It may come as little surprise, but the popularity of using smartphones, tablets and wearables to make digital payments is rocketing. From buying a takeaway for dinner to paying the landlord, a new study by Visa claims the number of consumers making such payments has tripled in the past year.
The research in question, Visa's annual Digital Payments Study, surveyed more than 36,000 online consumers in 19 European countries and was conducted to analyse how adoption of digital payments has shifted in the last 12 months.
Released on 12 October, the study indicated that mobile banking activity is increasing across all age groups. For the first time, Visa reported, more than half of European respondents in all age brackets are using mobile banking without a second thought.
The 2016 research concluded that 54% of consumers surveyed regularly use a mobile device to make payments for a range of activities, compared to just 18% who were asked whether they used mobile payments to pay for everyday goods and services in the same study last year.
Nearly three quarters of respondents (74%) in the UK said they regularly use their smartphones to make payments. More than half of these users use their device to transfer money to friends and family (59%) and just under half use it to buy take-away meals (45%).
In the UK, the growth rate among older users increased by nearly 20%, Visa said. Additionally, there was a massive reduction in the number of people who claiming to have never used a mobile device to make a payment and who claimed they "no plans to do so."

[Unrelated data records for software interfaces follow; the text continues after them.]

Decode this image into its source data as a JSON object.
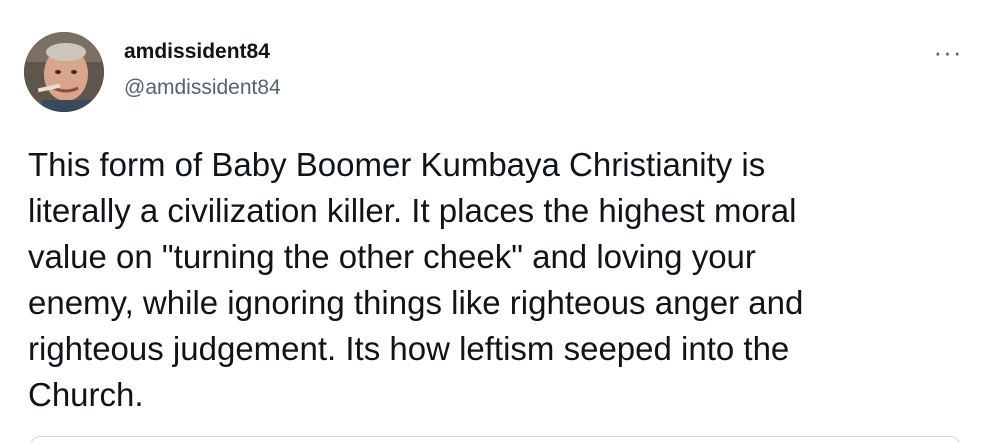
{
  "author": {
    "display_name": "amdissident84",
    "handle": "@amdissident84",
    "avatar_icon": "avatar-photo"
  },
  "tweet": {
    "text": "This form of Baby Boomer Kumbaya Christianity is\nliterally a civilization killer. It places the highest moral\nvalue on \"turning the other cheek\" and loving your\nenemy, while ignoring things like righteous anger and\nrighteous judgement. Its how leftism seeped into the\nChurch."
  },
  "menu": {
    "more_icon": "more-horizontal-icon",
    "more_glyph": "···"
  },
  "colors": {
    "text_primary": "#0f1419",
    "text_secondary": "#536471",
    "border": "#cfd9de"
  }
}
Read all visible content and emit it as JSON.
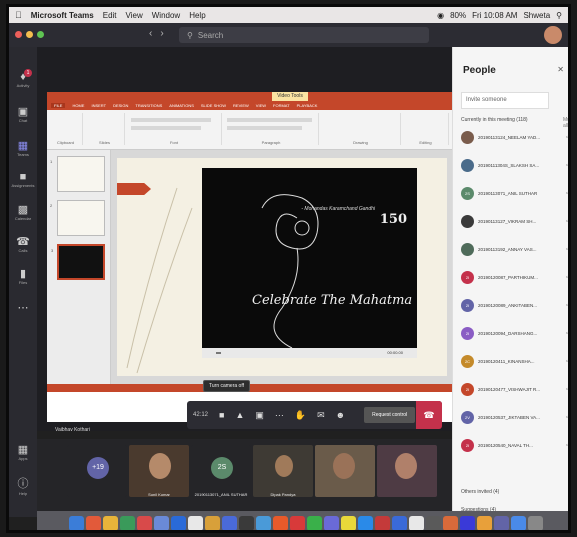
{
  "menubar": {
    "apple": "",
    "app": "Microsoft Teams",
    "items": [
      "Edit",
      "View",
      "Window",
      "Help"
    ],
    "status": {
      "battery": "80%",
      "clock": "Fri 10:08 AM",
      "user": "Shweta"
    }
  },
  "titlebar": {
    "search_placeholder": "Search"
  },
  "rail": {
    "items": [
      {
        "label": "Activity",
        "icon": "bell-icon"
      },
      {
        "label": "Chat",
        "icon": "chat-icon"
      },
      {
        "label": "Teams",
        "icon": "teams-icon"
      },
      {
        "label": "Assignments",
        "icon": "assignments-icon"
      },
      {
        "label": "Calendar",
        "icon": "calendar-icon"
      },
      {
        "label": "Calls",
        "icon": "phone-icon"
      },
      {
        "label": "Files",
        "icon": "file-icon"
      },
      {
        "label": "Apps",
        "icon": "apps-icon"
      },
      {
        "label": "Help",
        "icon": "help-icon"
      }
    ],
    "badge": "1"
  },
  "powerpoint": {
    "tool_label": "Video Tools",
    "tabs": [
      "FILE",
      "HOME",
      "INSERT",
      "DESIGN",
      "TRANSITIONS",
      "ANIMATIONS",
      "SLIDE SHOW",
      "REVIEW",
      "VIEW",
      "FORMAT",
      "PLAYBACK"
    ],
    "groups": [
      "Clipboard",
      "Slides",
      "Font",
      "Paragraph",
      "Drawing",
      "Editing"
    ],
    "thumb_numbers": [
      "1",
      "2",
      "3"
    ],
    "video": {
      "quote": "- Mohandas Karamchand Gandhi",
      "mark": "150",
      "title": "Celebrate The Mahatma",
      "time": "00:00.00"
    }
  },
  "presenter": "Vaibhav Kothari",
  "controls": {
    "tooltip": "Turn camera off",
    "duration": "42:12",
    "request_control": "Request control"
  },
  "participants": [
    {
      "name": "",
      "initials": "+19",
      "color": "#6264a7"
    },
    {
      "name": "Sunil Kumar",
      "initials": "",
      "color": "#4a3a2e"
    },
    {
      "name": "20190113071_ANIL SUTHAR",
      "initials": "2S",
      "color": "#5b8a6b"
    },
    {
      "name": "Dipak Pandya",
      "initials": "",
      "color": "#3e3a34"
    },
    {
      "name": "",
      "initials": "",
      "color": "#6a5b4a"
    },
    {
      "name": "",
      "initials": "",
      "color": "#4e3b44"
    }
  ],
  "people": {
    "title": "People",
    "invite_placeholder": "Invite someone",
    "current_section": "Currently in this meeting (118)",
    "mute_all": "Mute all",
    "list": [
      {
        "name": "20190113124_NEELAM YAD...",
        "initials": "",
        "color": "#7a5c4c"
      },
      {
        "name": "20190111304S_SLAKSH SA...",
        "initials": "",
        "color": "#4a6b8a"
      },
      {
        "name": "20190113071_ANIL SUTHAR",
        "initials": "2S",
        "color": "#5b8a6b"
      },
      {
        "name": "20190113127_VIKRAM SH...",
        "initials": "",
        "color": "#3a3a3a"
      },
      {
        "name": "20190113192_ANNAY VAS...",
        "initials": "",
        "color": "#4f6b5a"
      },
      {
        "name": "20190120087_PARTHIKUM...",
        "initials": "2I",
        "color": "#c4314b"
      },
      {
        "name": "20190120089_ANKITABEN...",
        "initials": "2I",
        "color": "#6264a7"
      },
      {
        "name": "20190120094_DARSHANG...",
        "initials": "2I",
        "color": "#8a5cc4"
      },
      {
        "name": "20190120411_KINANSHA...",
        "initials": "2C",
        "color": "#c48a2a"
      },
      {
        "name": "20190120477_VISHWAJIT R...",
        "initials": "2I",
        "color": "#c4472a"
      },
      {
        "name": "20190120537_JIKTABEN VA...",
        "initials": "2V",
        "color": "#6264a7"
      },
      {
        "name": "20190120540_NAVAL TH...",
        "initials": "2I",
        "color": "#c4314b"
      }
    ],
    "others_invited": "Others invited (4)",
    "suggestions": "Suggestions (4)"
  },
  "dock_colors": [
    "#3b7dd8",
    "#e25a3a",
    "#e8b43a",
    "#3a9a5a",
    "#d84a4a",
    "#6a8ad8",
    "#2a6ad8",
    "#e8e8e8",
    "#d8a03a",
    "#4a6ad8",
    "#3a3a3a",
    "#4a9ad8",
    "#e85a2a",
    "#d83a3a",
    "#3ab04a",
    "#6a6ad8",
    "#e8d83a",
    "#2a8ae8",
    "#c43a3a",
    "#3a6ad8",
    "#e8e8e8",
    "#5a5a5a",
    "#d86a3a",
    "#3a3ad8",
    "#e8a03a",
    "#6264a7",
    "#4a8ae8",
    "#888"
  ]
}
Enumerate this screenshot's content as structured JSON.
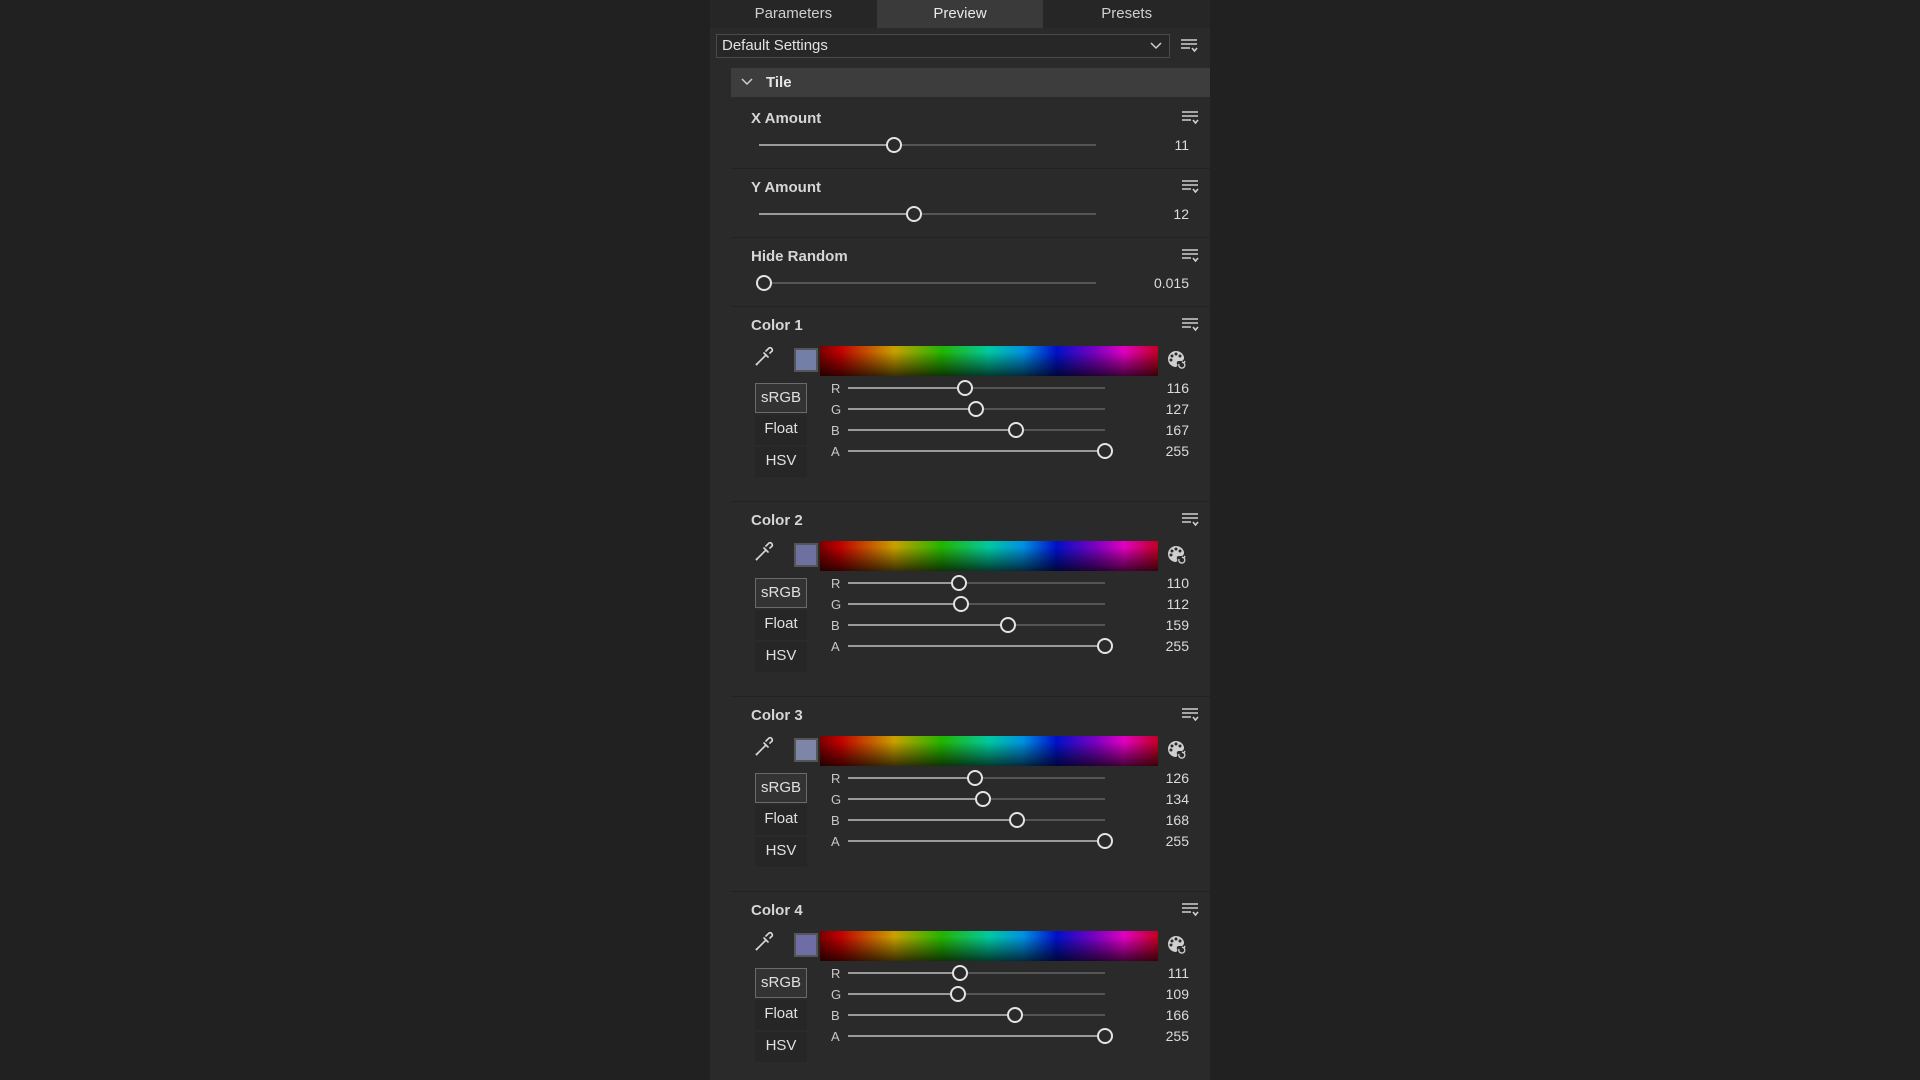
{
  "tabs": [
    {
      "label": "Parameters",
      "active": false
    },
    {
      "label": "Preview",
      "active": true
    },
    {
      "label": "Presets",
      "active": false
    }
  ],
  "preset": {
    "value": "Default Settings"
  },
  "group": {
    "title": "Tile",
    "expanded": true
  },
  "params": [
    {
      "label": "X Amount",
      "value": "11",
      "fraction": 0.4
    },
    {
      "label": "Y Amount",
      "value": "12",
      "fraction": 0.46
    },
    {
      "label": "Hide Random",
      "value": "0.015",
      "fraction": 0.015
    }
  ],
  "colors": [
    {
      "label": "Color 1",
      "swatch": "#747fa7",
      "channels": [
        {
          "name": "R",
          "value": "116"
        },
        {
          "name": "G",
          "value": "127"
        },
        {
          "name": "B",
          "value": "167"
        },
        {
          "name": "A",
          "value": "255"
        }
      ]
    },
    {
      "label": "Color 2",
      "swatch": "#6e709f",
      "channels": [
        {
          "name": "R",
          "value": "110"
        },
        {
          "name": "G",
          "value": "112"
        },
        {
          "name": "B",
          "value": "159"
        },
        {
          "name": "A",
          "value": "255"
        }
      ]
    },
    {
      "label": "Color 3",
      "swatch": "#7e86a8",
      "channels": [
        {
          "name": "R",
          "value": "126"
        },
        {
          "name": "G",
          "value": "134"
        },
        {
          "name": "B",
          "value": "168"
        },
        {
          "name": "A",
          "value": "255"
        }
      ]
    },
    {
      "label": "Color 4",
      "swatch": "#6f6da6",
      "channels": [
        {
          "name": "R",
          "value": "111"
        },
        {
          "name": "G",
          "value": "109"
        },
        {
          "name": "B",
          "value": "166"
        },
        {
          "name": "A",
          "value": "255"
        }
      ]
    }
  ],
  "color_modes": [
    "sRGB",
    "Float",
    "HSV"
  ],
  "active_color_mode": "sRGB",
  "icons": {
    "menu": "hamburger-menu-icon",
    "dropdown": "chevron-down-icon",
    "collapse": "chevron-down-icon",
    "eyedropper": "eyedropper-icon",
    "color_wheel": "color-wheel-icon"
  }
}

"Mobile usage in all areas has increased massively over the last few years, it is definitely now a very integral part of our everyday lives. So, it's no surprise that mobile payments are now becoming more widely used," explained Mark James, Security Specialist at security firm ESET.
"Now, we have integrated biometric authentication into our phones it definitely makes it a lot safer for the end user to utilise that technology to your advantage. It makes sense that our finances will also be controlled and managed from these devices and we will definitely see more and more companies making it easy for us to pay on mobile devices."
The rise in contactless
Alongside the spiking adoption rates of mobile payments was greater integration of contactless technology. The research indicated that, across all age groups, contactless payments are now viewed as normal. In the UK, more than half the people surveyed (58%) used contactless cards this year, up from 20% in 2015.
"The uptake of contactless cards has made a significant impact on normalising digital payments in the minds of British consumers, regardless of age," said Kevin Jenkins, managing director of Visa UK and Ireland. "The near-ubiquity of contactless card usage is gradually helping everyone engage with newer ways to pay, including mobile banking."